What Happened: Mexico's Congress has approved a constitutional reform to create a national guard, Reuters reported March 14. At the same time, the lower house has passed a separate charter reform proposal to facilitate more frequent referendums, including a popular vote on whether to keep the president in power, after President Andres Manuel Lopez Obrador indicated that he intends to hold such a referendum in 2021.
Why It Matters: The creation of a national guard is part of Lopez Obrador's security reform proposals, which aim to reduce the role of the military in fighting criminal groups. Lopez Obrador has also made formal and informal referendums a key part of his appeal for direct democracy, although easing the constraints on popular votes on various issues might increase investment risks for foreign businesses.

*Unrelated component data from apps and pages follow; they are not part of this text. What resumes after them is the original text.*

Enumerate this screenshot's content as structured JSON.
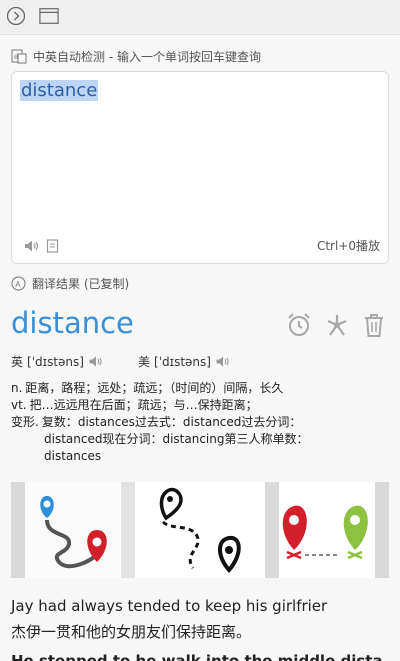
{
  "header": {
    "icons": [
      "forward-circle-icon",
      "window-icon"
    ]
  },
  "input": {
    "section_title": "中英自动检测 - 输入一个单词按回车键查询",
    "value": "distance",
    "play_hint": "Ctrl+0播放"
  },
  "result": {
    "section_title": "翻译结果 (已复制)",
    "word": "distance",
    "phonetics": {
      "uk_label": "英",
      "uk": "[ˈdɪstəns]",
      "us_label": "美",
      "us": "[ˈdɪstəns]"
    },
    "definitions": [
      {
        "pos": "n.",
        "text": "距离，路程；远处；疏远；（时间的）间隔，长久"
      },
      {
        "pos": "vt.",
        "text": "把…远远甩在后面；疏远；与…保持距离；"
      },
      {
        "pos": "变形.",
        "text": "复数：distances过去式：distanced过去分词："
      },
      {
        "pos": "",
        "text": "distanced现在分词：distancing第三人称单数："
      },
      {
        "pos": "",
        "text": "distances"
      }
    ]
  },
  "examples": {
    "en": "Jay had always tended to keep his girlfrier",
    "cn": "杰伊一贯和他的女朋友们保持距离。",
    "next_partial": "He stepped to he walk into the middle dista"
  },
  "colors": {
    "accent": "#3a8fd4",
    "pin_red": "#d21f2b",
    "pin_blue": "#2f8ed8",
    "pin_green": "#8cc23f"
  }
}
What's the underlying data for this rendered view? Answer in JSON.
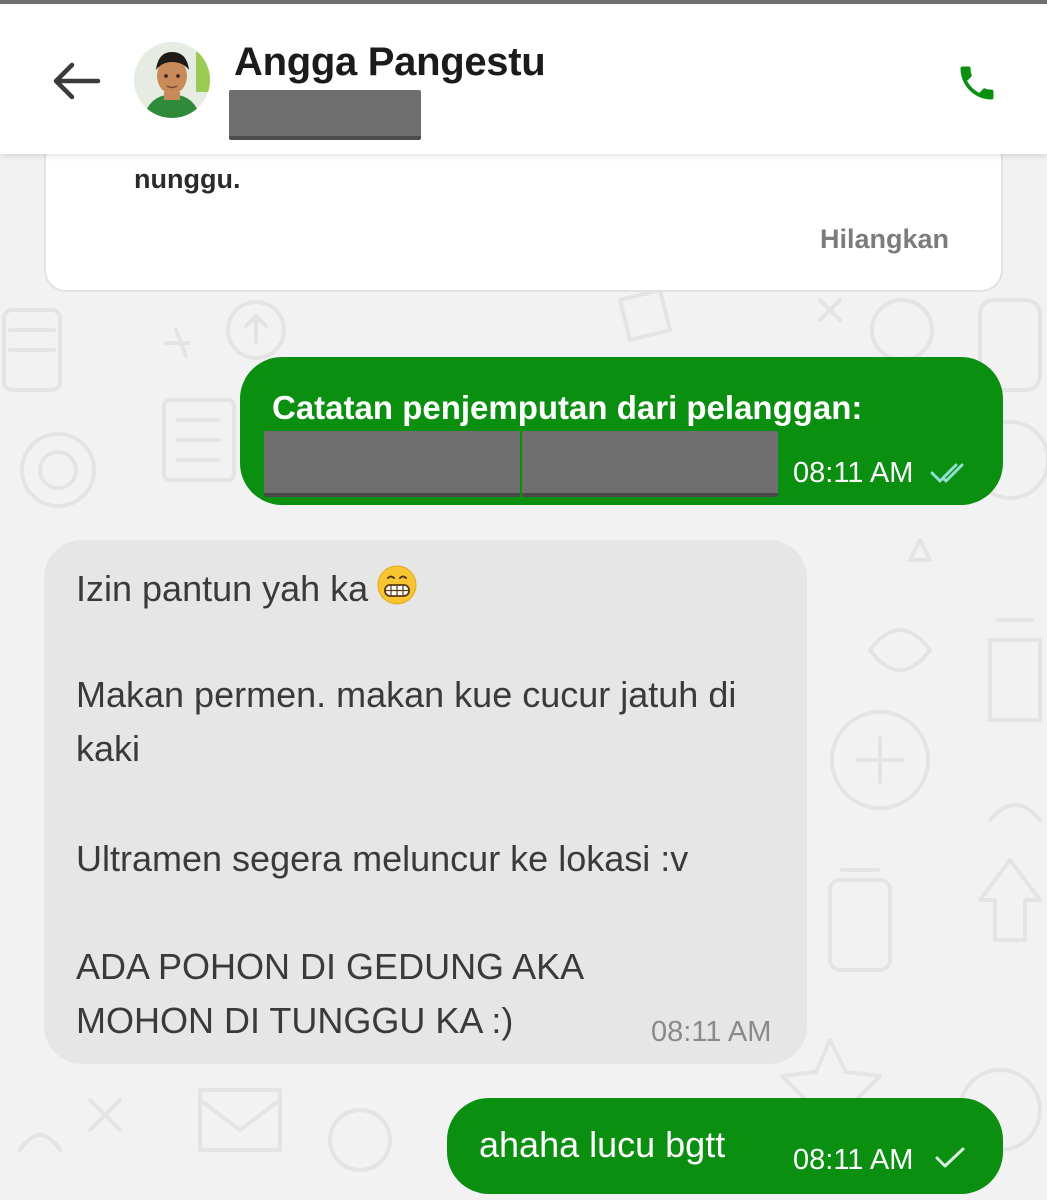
{
  "header": {
    "contact_name": "Angga Pangestu",
    "accent_color": "#0a8f11"
  },
  "notice": {
    "text": "nunggu.",
    "dismiss_label": "Hilangkan"
  },
  "messages": [
    {
      "direction": "outgoing",
      "title": "Catatan penjemputan dari pelanggan:",
      "time": "08:11 AM",
      "status": "read-double-tick"
    },
    {
      "direction": "incoming",
      "lines": [
        "Izin pantun yah ka",
        "Makan permen. makan kue cucur jatuh di",
        "kaki",
        "Ultramen segera meluncur ke lokasi :v",
        "ADA POHON DI GEDUNG AKA",
        "MOHON DI TUNGGU KA :)"
      ],
      "emoji": "grinning-face-icon",
      "time": "08:11 AM"
    },
    {
      "direction": "outgoing",
      "text": "ahaha lucu bgtt",
      "time": "08:11 AM",
      "status": "sent-single-tick"
    }
  ],
  "colors": {
    "outgoing_bubble": "#0a8f11",
    "incoming_bubble": "#e6e6e6",
    "background": "#f2f2f2",
    "read_tick": "#8ee0d0"
  }
}
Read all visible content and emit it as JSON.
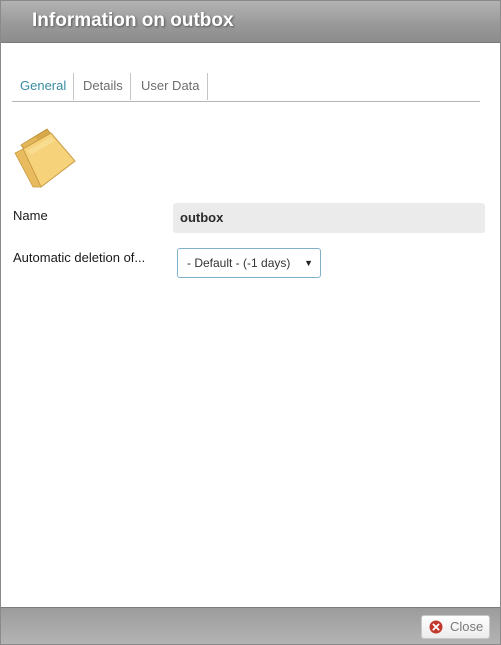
{
  "dialog": {
    "title": "Information on outbox"
  },
  "tabs": [
    {
      "label": "General",
      "active": true
    },
    {
      "label": "Details",
      "active": false
    },
    {
      "label": "User Data",
      "active": false
    }
  ],
  "icon": "folder-icon",
  "form": {
    "name_label": "Name",
    "name_value": "outbox",
    "deletion_label": "Automatic deletion of...",
    "deletion_selected": "- Default - (-1 days)"
  },
  "footer": {
    "close_label": "Close",
    "close_icon": "close-icon"
  },
  "colors": {
    "accent": "#3a8ca4",
    "titlebar": "#9a9a9a",
    "folder": "#f2cf73",
    "close_icon": "#c0392b"
  }
}
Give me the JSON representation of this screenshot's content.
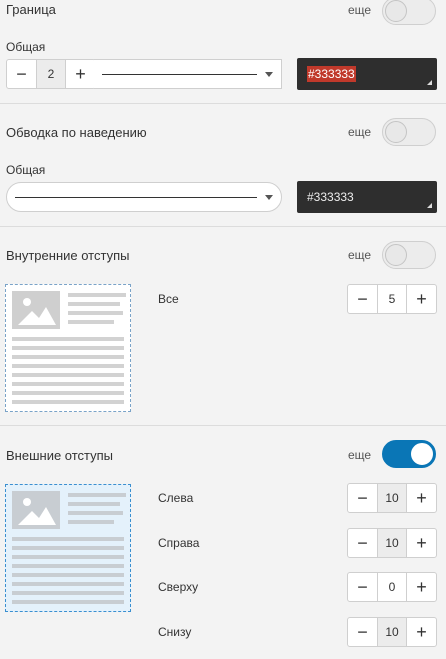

Background: Constitutional reforms in Mexico must receive support from two-thirds of both houses of Congress, as well as backing from a simple majority in 17 state legislatures.
- Mexico: The President's Energy Nationalism Creeps Forward (Feb. 11, 2019)
- Mexico: The Government's Offensive Against Fuel Thefts Expands, As Do Shortages (Jan. 8, 2019)
- Mexico: A Budget Proposal's New Plan for Energy (Dec. 17, 2018)